What we do

We have produced a small downloadable brochure that describes CROWS, what it does and how it works. Download CROWS Booklet here.

Improving and maintaining footpaths and bridleways involves:
  • Cutting back vegetation that impede people using the route (this can be clearing undergrowth, lopping shrubs or pruning trees)
  • Improving drainage where the path has become muddy (by scraping off the mud, creating ditches and drains, or managing water courses)
  • Construction and repair of stiles and gates
  • Construction and repair of steps and boardwalks
  • Repair of stone walls
  • Construction and repair of bridges
  • Putting up waymarks

On a separate page you will find some before and after pictures of our work.

We also have a more detailed blog of photos and information about current activities

Our depot

We are based in the basement of the White  Ribbon offices in Mytholmroyd.

We are very proud of our depot organisation, it is the engine that powers our work.

Legal framework for our work

There are some constraints to what we are allowed to do. The document below sets out the legalities of working on Rights of Way.

legal-framework-for-crows-work

For further information, check out the FAQs on the website for Rights of Way Officers

Lost paths

England and Wales have about 140,000 miles of footpaths, but it is estimated more than 10,000 have been lost from current maps.

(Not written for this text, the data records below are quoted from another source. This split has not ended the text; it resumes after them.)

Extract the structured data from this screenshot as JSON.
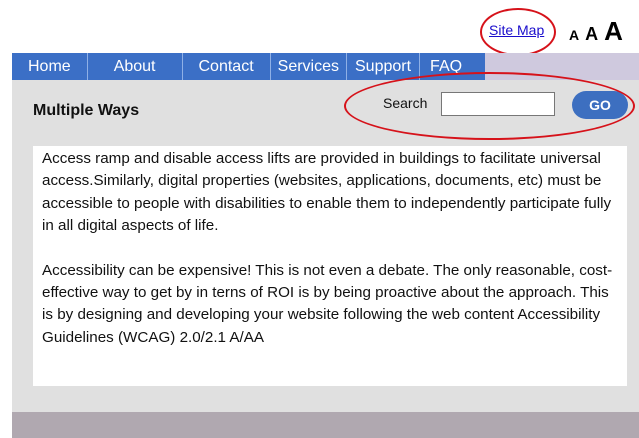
{
  "header": {
    "site_map_label": "Site Map",
    "font_sizes": [
      "A",
      "A",
      "A"
    ]
  },
  "nav": {
    "items": [
      "Home",
      "About",
      "Contact",
      "Services",
      "Support",
      "FAQ"
    ]
  },
  "main": {
    "title": "Multiple Ways",
    "search": {
      "label": "Search",
      "value": "",
      "button_label": "GO"
    },
    "paragraphs": [
      "Access ramp and disable access lifts are provided in buildings to facilitate universal access.Similarly, digital properties (websites, applications, documents, etc) must be accessible to people with disabilities to enable them to independently participate fully in all digital aspects of life.",
      "Accessibility can be expensive! This is not even a debate. The only reasonable, cost-effective way to get by in terns of ROI is by being proactive about the approach. This is by designing and developing your website following the web content Accessibility Guidelines (WCAG) 2.0/2.1 A/AA"
    ]
  },
  "colors": {
    "nav_background": "#3b6fc6",
    "highlight_ring": "#d6121a",
    "go_button": "#3d6fc0",
    "content_panel": "#e0e0e0"
  }
}
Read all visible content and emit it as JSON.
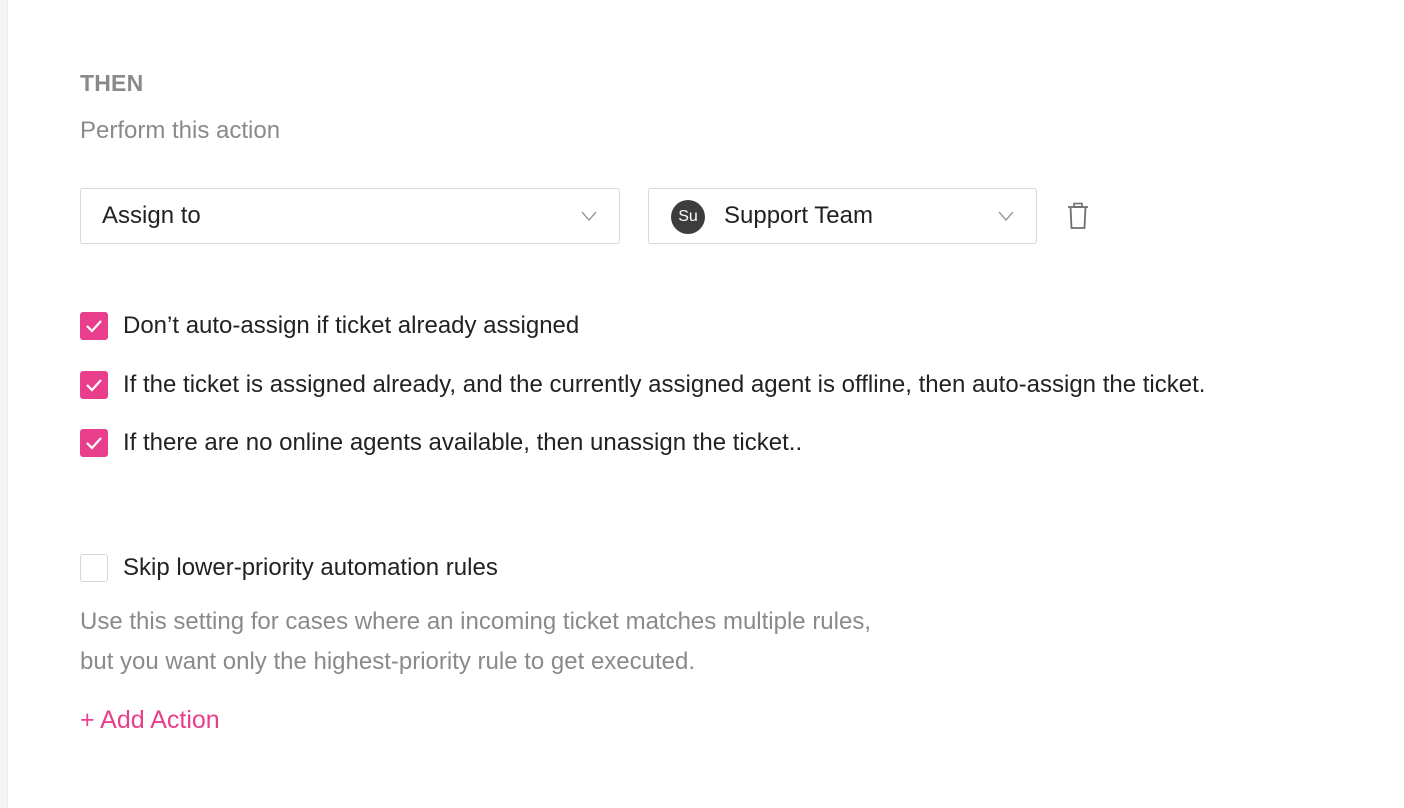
{
  "section": {
    "heading": "THEN",
    "subheading": "Perform this action"
  },
  "action_select": {
    "value": "Assign to",
    "icon": "chevron-down-icon"
  },
  "assignee_select": {
    "avatar_initials": "Su",
    "value": "Support Team",
    "icon": "chevron-down-icon"
  },
  "delete_icon": "trash-icon",
  "options": [
    {
      "label": "Don’t auto-assign if ticket already assigned",
      "checked": true
    },
    {
      "label": "If the ticket is assigned already, and the currently assigned agent is offline, then auto-assign the ticket.",
      "checked": true
    },
    {
      "label": "If there are no online agents available, then unassign the ticket..",
      "checked": true
    }
  ],
  "skip_rules": {
    "label": "Skip lower-priority automation rules",
    "checked": false,
    "help_line1": "Use this setting for cases where an incoming ticket matches multiple rules,",
    "help_line2": "but you want only the highest-priority rule to get executed."
  },
  "add_action_label": "+ Add Action",
  "colors": {
    "accent": "#e83e8c",
    "muted_text": "#8a8a8a",
    "border": "#d9d9d9"
  }
}
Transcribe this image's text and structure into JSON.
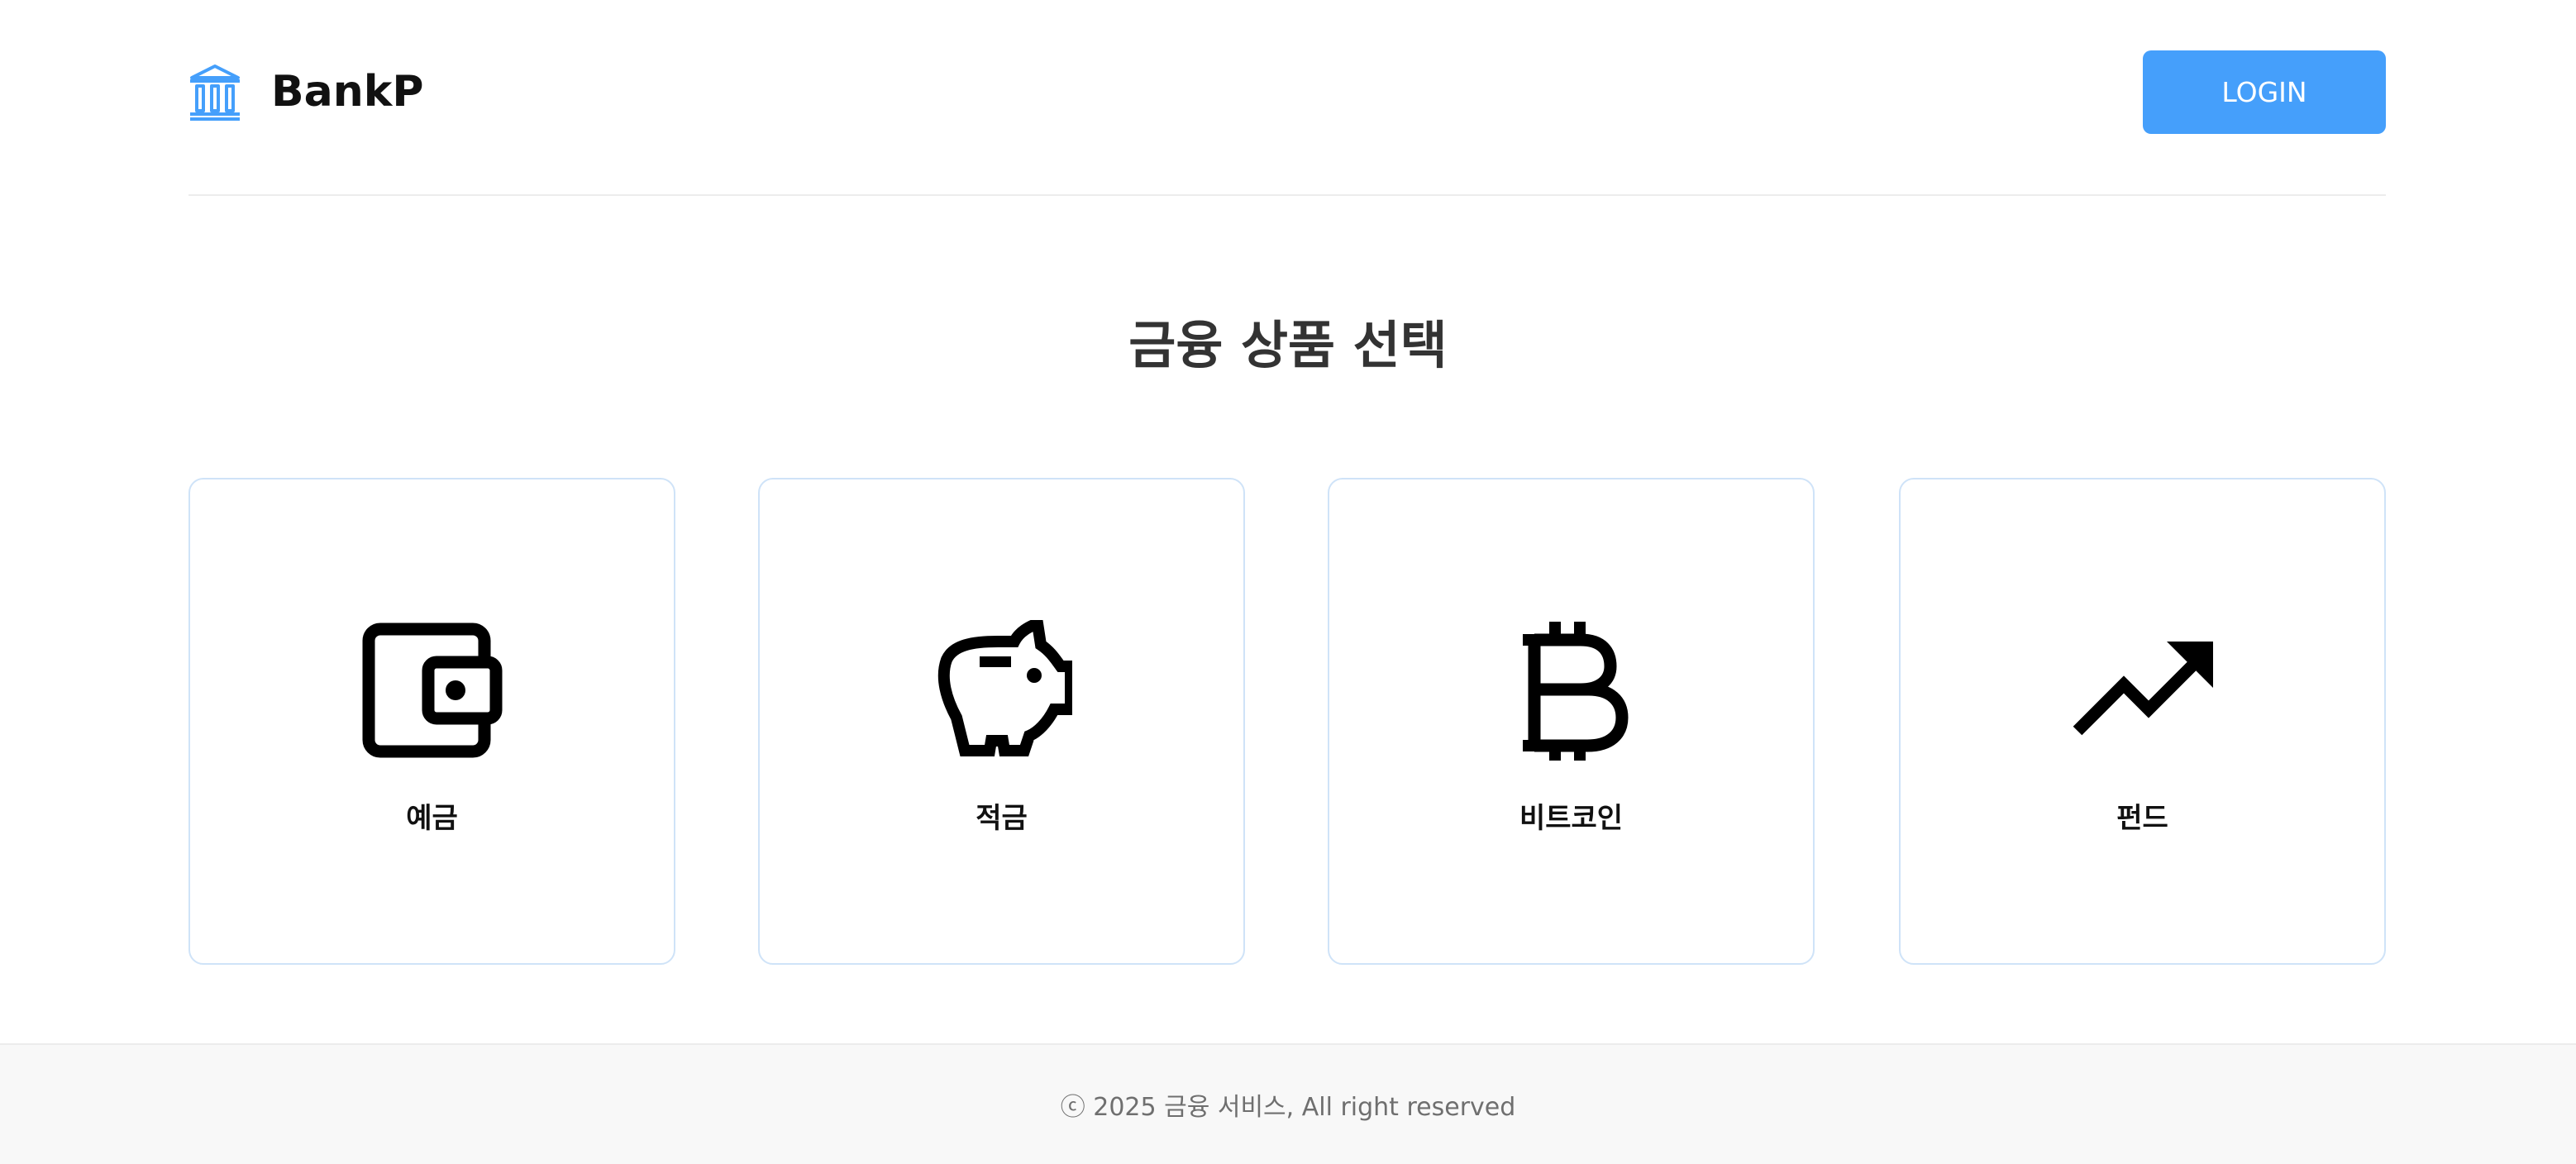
{
  "header": {
    "brand_icon": "bank-icon",
    "brand_name": "BankP",
    "login_label": "LOGIN",
    "accent_color": "#459ffb"
  },
  "main": {
    "title": "금융 상품 선택",
    "products": [
      {
        "label": "예금",
        "icon": "wallet-icon"
      },
      {
        "label": "적금",
        "icon": "piggy-bank-icon"
      },
      {
        "label": "비트코인",
        "icon": "bitcoin-icon"
      },
      {
        "label": "펀드",
        "icon": "trending-up-icon"
      }
    ],
    "card_border_color": "#cfe3f8"
  },
  "footer": {
    "text": "ⓒ 2025 금융 서비스, All right reserved"
  }
}
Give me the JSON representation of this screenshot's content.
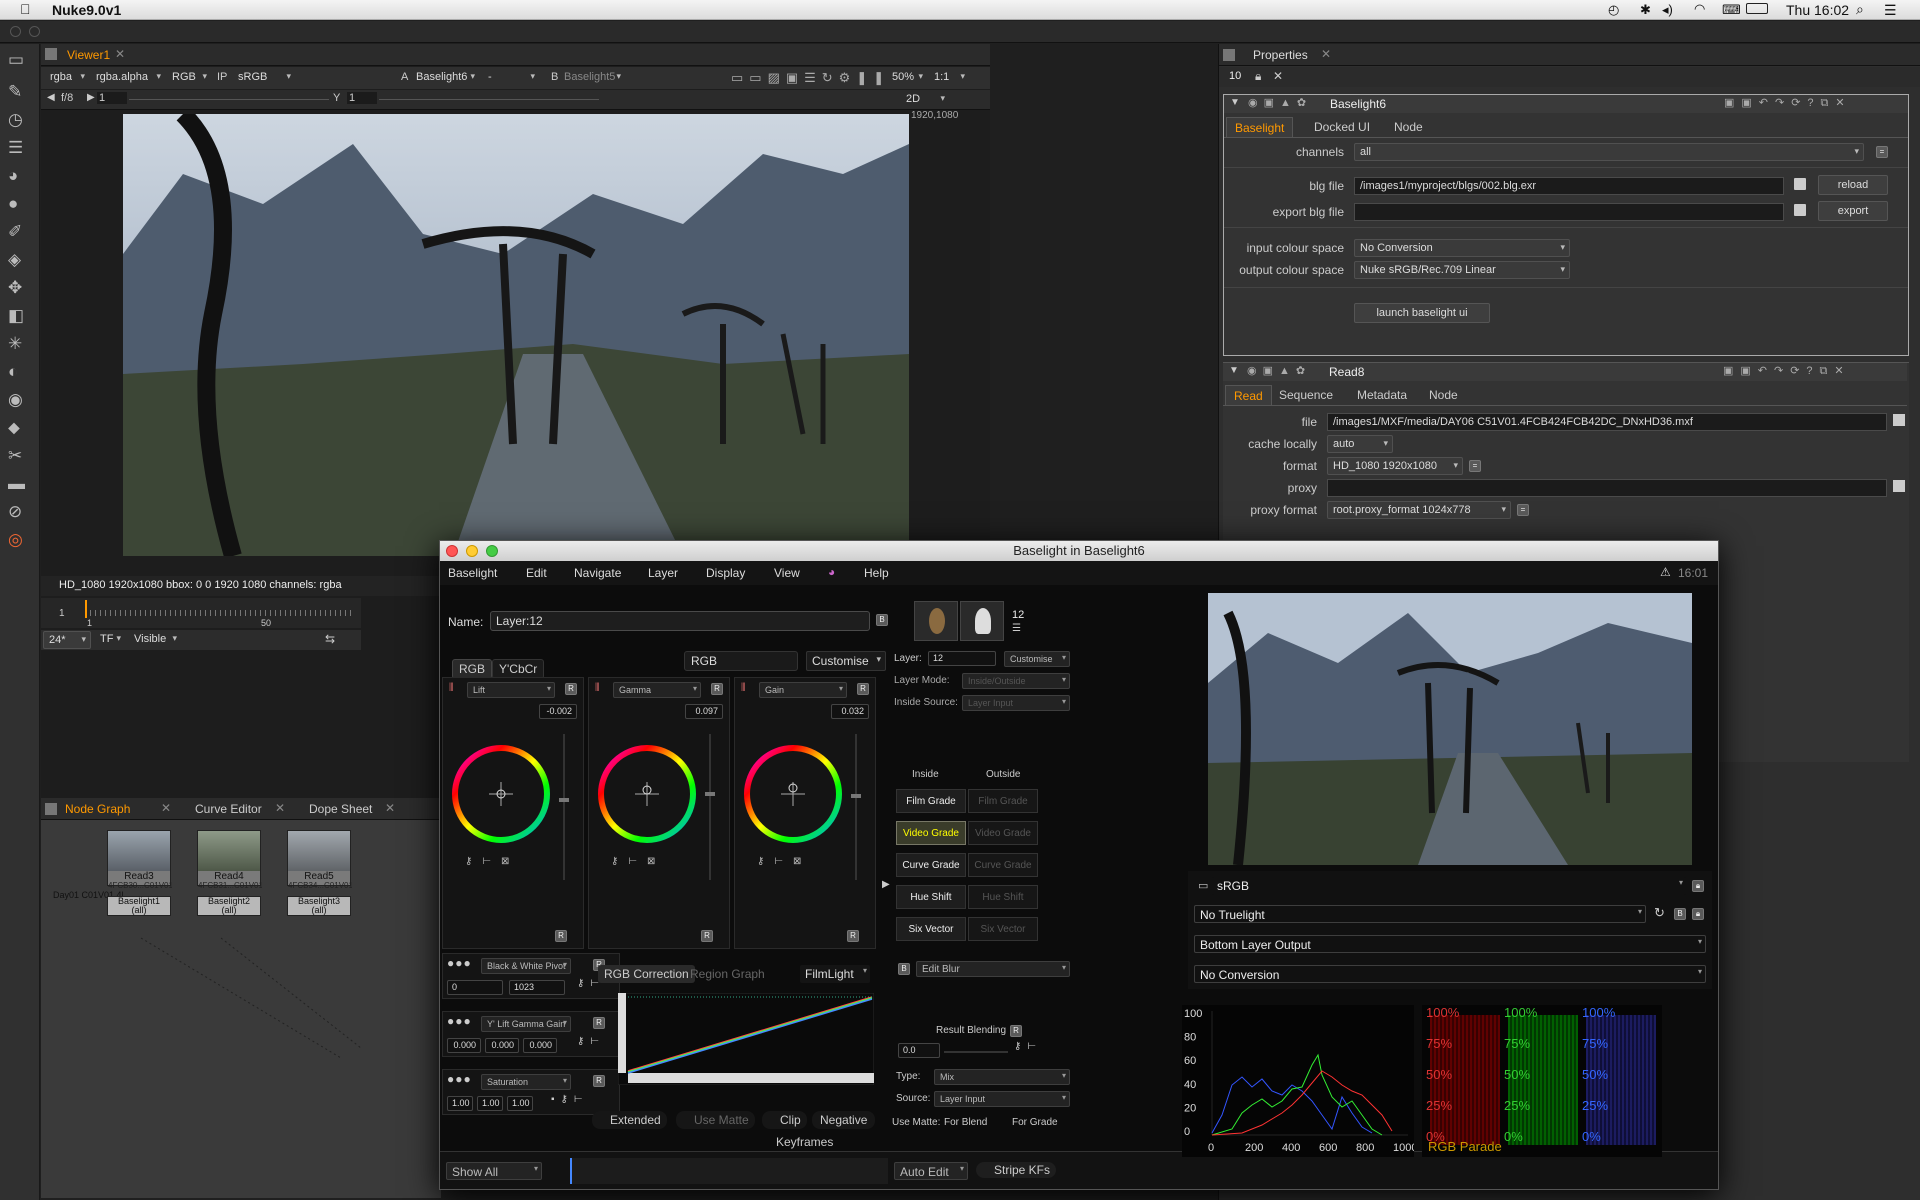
{
  "menubar": {
    "app": "Nuke9.0v1",
    "clock": "Thu 16:02"
  },
  "viewer": {
    "tab": "Viewer1",
    "toolbar": {
      "channels": "rgba",
      "alpha": "rgba.alpha",
      "rgb": "RGB",
      "ip": "IP",
      "lut": "sRGB",
      "a_label": "A",
      "a_input": "Baselight6",
      "a_op": "-",
      "b_label": "B",
      "b_input": "Baselight5",
      "zoom": "50%",
      "ratio": "1:1"
    },
    "row2": {
      "fstop": "f/8",
      "frame": "1",
      "y_label": "Y",
      "y_val": "1",
      "mode": "2D"
    },
    "resolution_label": "1920,1080",
    "info_bar": "HD_1080 1920x1080  bbox: 0 0 1920 1080 channels: rgba",
    "timeline": {
      "start": "1",
      "mark": "50",
      "fps": "24*",
      "tf": "TF",
      "visible": "Visible",
      "frame_tick": "1"
    }
  },
  "nodegraph": {
    "tabs": [
      "Node Graph",
      "Curve Editor",
      "Dope Sheet"
    ],
    "side_label": "Day01 C01V01.4FCB6...",
    "nodes": [
      {
        "read": "Read3",
        "grade": "Baselight1",
        "all": "(all)",
        "read_sub": "4FCB30...C01V01.4FCB..."
      },
      {
        "read": "Read4",
        "grade": "Baselight2",
        "all": "(all)",
        "read_sub": "4FCB31...C01V01..."
      },
      {
        "read": "Read5",
        "grade": "Baselight3",
        "all": "(all)",
        "read_sub": "4FCB34...C01V01.4F..."
      }
    ]
  },
  "properties": {
    "tab": "Properties",
    "max_panels": "10",
    "bl_panel": {
      "title": "Baselight6",
      "tabs": [
        "Baselight",
        "Docked UI",
        "Node"
      ],
      "channels_label": "channels",
      "channels": "all",
      "blg_label": "blg file",
      "blg": "/images1/myproject/blgs/002.blg.exr",
      "reload": "reload",
      "export_label": "export blg file",
      "export_blg": "",
      "export": "export",
      "in_cs_label": "input colour space",
      "in_cs": "No Conversion",
      "out_cs_label": "output colour space",
      "out_cs": "Nuke sRGB/Rec.709 Linear",
      "launch": "launch baselight ui"
    },
    "read_panel": {
      "title": "Read8",
      "tabs": [
        "Read",
        "Sequence",
        "Metadata",
        "Node"
      ],
      "file_label": "file",
      "file": "/images1/MXF/media/DAY06 C51V01.4FCB424FCB42DC_DNxHD36.mxf",
      "cache_label": "cache locally",
      "cache": "auto",
      "format_label": "format",
      "format": "HD_1080 1920x1080",
      "proxy_label": "proxy",
      "proxy": "",
      "proxy_format_label": "proxy format",
      "proxy_format": "root.proxy_format 1024x778"
    }
  },
  "baselight": {
    "title": "Baselight in Baselight6",
    "menu": [
      "Baselight",
      "Edit",
      "Navigate",
      "Layer",
      "Display",
      "View",
      "Help"
    ],
    "time": "16:01",
    "name_label": "Name:",
    "name": "Layer:12",
    "layer_count": "12",
    "mode_tabs": [
      "RGB",
      "Y'CbCr"
    ],
    "colour_mode": "RGB",
    "customise": "Customise",
    "wheels": [
      {
        "name": "Lift",
        "value": "-0.002"
      },
      {
        "name": "Gamma",
        "value": "0.097"
      },
      {
        "name": "Gain",
        "value": "0.032"
      }
    ],
    "bw_pivot": {
      "label": "Black & White Pivot",
      "v1": "0",
      "v2": "1023"
    },
    "lgg": {
      "label": "Y' Lift Gamma Gain",
      "v1": "0.000",
      "v2": "0.000",
      "v3": "0.000"
    },
    "sat": {
      "label": "Saturation",
      "v1": "1.00",
      "v2": "1.00",
      "v3": "1.00"
    },
    "curve_tabs": [
      "RGB Correction",
      "Region Graph"
    ],
    "curve_preset": "FilmLight",
    "curve_opts": [
      "Extended",
      "Use Matte",
      "Clip",
      "Negative"
    ],
    "layer": {
      "label": "Layer:",
      "value": "12",
      "customise": "Customise",
      "mode_label": "Layer Mode:",
      "mode": "Inside/Outside",
      "src_label": "Inside Source:",
      "src": "Layer Input"
    },
    "inside": "Inside",
    "outside": "Outside",
    "ops": [
      "Film Grade",
      "Video Grade",
      "Curve Grade",
      "Hue Shift",
      "Six Vector"
    ],
    "edit_blur": "Edit Blur",
    "blend": {
      "title": "Result Blending",
      "value": "0.0",
      "type_label": "Type:",
      "type": "Mix",
      "src_label": "Source:",
      "src": "Layer Input",
      "matte_label": "Use Matte:",
      "for_blend": "For Blend",
      "for_grade": "For Grade"
    },
    "keyframes": {
      "label": "Keyframes",
      "show": "Show All",
      "auto": "Auto Edit",
      "stripe": "Stripe KFs"
    },
    "display": {
      "cs": "sRGB",
      "truelight": "No Truelight",
      "output": "Bottom Layer Output",
      "conversion": "No Conversion"
    },
    "scope": {
      "y_ticks": [
        "100",
        "80",
        "60",
        "40",
        "20",
        "0"
      ],
      "x_ticks": [
        "0",
        "200",
        "400",
        "600",
        "800",
        "1000"
      ],
      "parade_pcts": [
        "100%",
        "75%",
        "50%",
        "25%",
        "0%"
      ],
      "parade_label": "RGB Parade"
    }
  }
}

We encourage people to rediscover them and put in legal applications for their recovery  before the government deadline in 2026 after which claims will no longer be accepted.

If you know of a lost footpath, first find out if it is an existing Right of Way. Go to the council’s mapping site. Select Rights of Way in the left hand index. You will then see all the Rights of Way appear and just have to expand the view.

If it is not a Right of Way but is clearly well used, you will need to put in an claim? To do this you can contact Calderdale Highways or perhaps your first port of call should be the Ramblers, whose website gives clear advice on how to identify a lost path and make an application. The method involves comparing new and old maps, plus examination of historical sources. Walking and exploration is involved, but don’t forget that a lost path has to be proven before you can use it, otherwise you are trespassing.

Completed projects

Erringden Moor boardwalks
Gaddings Dam
Tod tops access boards

Community Rights of Way Service – a poem

Who opened up these moors CROWS
Who cut holes in the wire CROWS
Who rebuilt these dry stone walls CROWS
Who built these stiles CROWS
Who hung all these new gates CROWS
Who built these new bridges CROWS
Who dug all these ditches CROWS
What tool do they use CROWBARS
Who shows the direction to go CROWS
Who pays for all of this?  Not sure Who pays towards some of this? CROWS
There is a need to CROW about it

Graham Ramsden